I travel a lot by train. Prior to moving to the East Coast I didn't, but part of my job involves quite a bit of travel to D.C. and I have found the train a much more pleasant experience than flying from NYC to D.C. In all liklihood the time it takes is probably the same or less when you figure in getting to the airport in the first place and having to pass through security.
I live about a 10 minute walk from the Penn Station so it's convenient, you don't have to pass through security (yet), and on the train is a pretty laid back environment. Most trains even have quiet cars so you can get away from annoying loud mobile phone talkers. What is it with these people? Don't they know that you could practically whisper into their phone and have the person on the other end of the line hear them? Quite the opposite it seems, they feel the need to talk twice as loud as they normally would with little regard for the sanity of those around them . . . but I digress.

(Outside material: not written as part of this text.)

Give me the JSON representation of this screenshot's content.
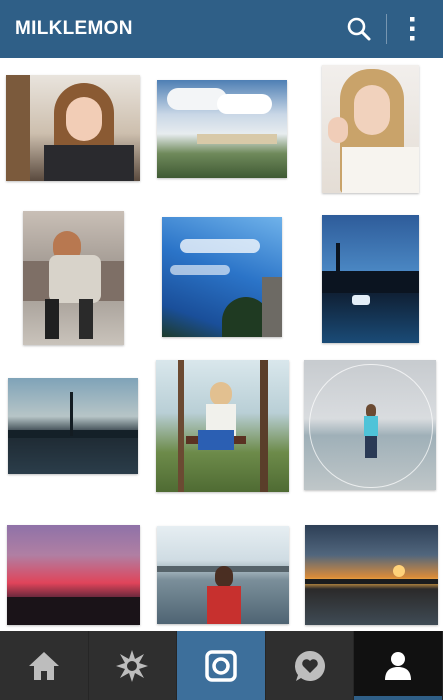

Back when I wrote some posts about bike camping I squaked about the fact that public transit is not too bike friendly in the eastern corridor. I will be traveling to the west coast this fall and will need to travel from Portland to Seattle.
In the past I would not have blinked twice and booked an air ticket. My new affinity for train travel had me checking out train ticket prices. I was pleasantly surprised on many fronts.
First, the train drops you off a few blocks from downtown Seattle so I will not have to worry about transit from the airport up the dreadedly clogged I-5.
Second, take a look at the first ticket reservation for a train from NYC to D.C. . . .
"Add Bike to Trip" is an option on every freaking train I looked into! How dope is that? If you click further you get to this:
On the NYC to D.C. trip there are only about two trains per day that allow bikes and you have to box them up. Tyranny I tell you! Portlanders, count your blessings. And if you have not traveled by train recently and don't need to go too far, check it out. I'm a convert for sure.
Now if only we could get national high speed rail . . .